> **Work required**
Spot each line in the records below where the word "video" occurs, then copy it.

Records for the task below:

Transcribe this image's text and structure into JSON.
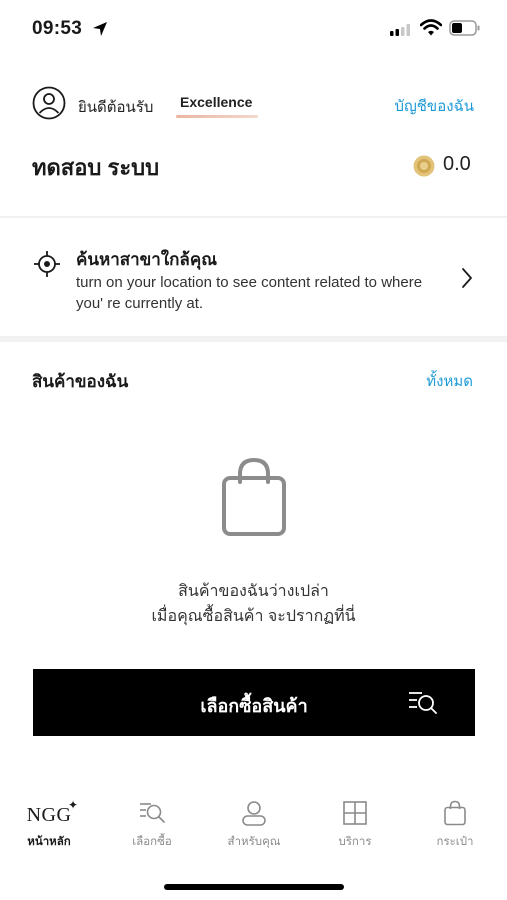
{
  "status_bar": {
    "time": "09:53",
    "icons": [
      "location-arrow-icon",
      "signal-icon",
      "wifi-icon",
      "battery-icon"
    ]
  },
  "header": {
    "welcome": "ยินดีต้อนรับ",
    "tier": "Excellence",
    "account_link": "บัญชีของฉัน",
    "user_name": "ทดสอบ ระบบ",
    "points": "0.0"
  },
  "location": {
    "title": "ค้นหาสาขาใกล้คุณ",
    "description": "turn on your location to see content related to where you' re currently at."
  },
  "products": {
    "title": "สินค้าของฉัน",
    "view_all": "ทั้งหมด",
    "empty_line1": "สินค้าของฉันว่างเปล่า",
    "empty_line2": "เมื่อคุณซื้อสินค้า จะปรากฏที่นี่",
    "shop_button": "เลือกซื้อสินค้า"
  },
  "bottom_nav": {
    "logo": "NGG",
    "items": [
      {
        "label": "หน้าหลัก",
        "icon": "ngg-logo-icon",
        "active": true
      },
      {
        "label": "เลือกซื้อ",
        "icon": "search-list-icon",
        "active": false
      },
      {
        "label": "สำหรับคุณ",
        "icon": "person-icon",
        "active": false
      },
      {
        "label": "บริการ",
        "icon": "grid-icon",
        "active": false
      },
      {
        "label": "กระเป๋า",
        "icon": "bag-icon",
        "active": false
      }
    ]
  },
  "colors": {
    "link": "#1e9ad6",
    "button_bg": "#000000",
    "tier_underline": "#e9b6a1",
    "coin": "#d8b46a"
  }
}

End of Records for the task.
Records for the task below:

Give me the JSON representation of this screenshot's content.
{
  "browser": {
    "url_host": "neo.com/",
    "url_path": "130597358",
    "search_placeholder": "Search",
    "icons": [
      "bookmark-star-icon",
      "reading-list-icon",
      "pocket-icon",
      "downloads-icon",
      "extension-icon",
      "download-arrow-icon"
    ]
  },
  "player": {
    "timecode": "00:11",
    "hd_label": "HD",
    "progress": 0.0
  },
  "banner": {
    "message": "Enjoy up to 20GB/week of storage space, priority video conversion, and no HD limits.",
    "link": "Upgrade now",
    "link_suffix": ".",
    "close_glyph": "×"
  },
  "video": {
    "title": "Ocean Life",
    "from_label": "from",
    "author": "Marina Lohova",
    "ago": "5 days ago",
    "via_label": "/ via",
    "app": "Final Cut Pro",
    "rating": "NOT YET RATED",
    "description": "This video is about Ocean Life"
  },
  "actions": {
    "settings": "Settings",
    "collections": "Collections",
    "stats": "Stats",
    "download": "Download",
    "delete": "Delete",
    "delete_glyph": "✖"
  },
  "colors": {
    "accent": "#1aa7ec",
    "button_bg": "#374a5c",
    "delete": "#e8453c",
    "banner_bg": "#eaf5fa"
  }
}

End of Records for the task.

> **Reply to the exercise**
    "message": "Enjoy up to 20GB/week of storage space, priority video conversion, and no HD limits.",
  "video": {
    "description": "This video is about Ocean Life"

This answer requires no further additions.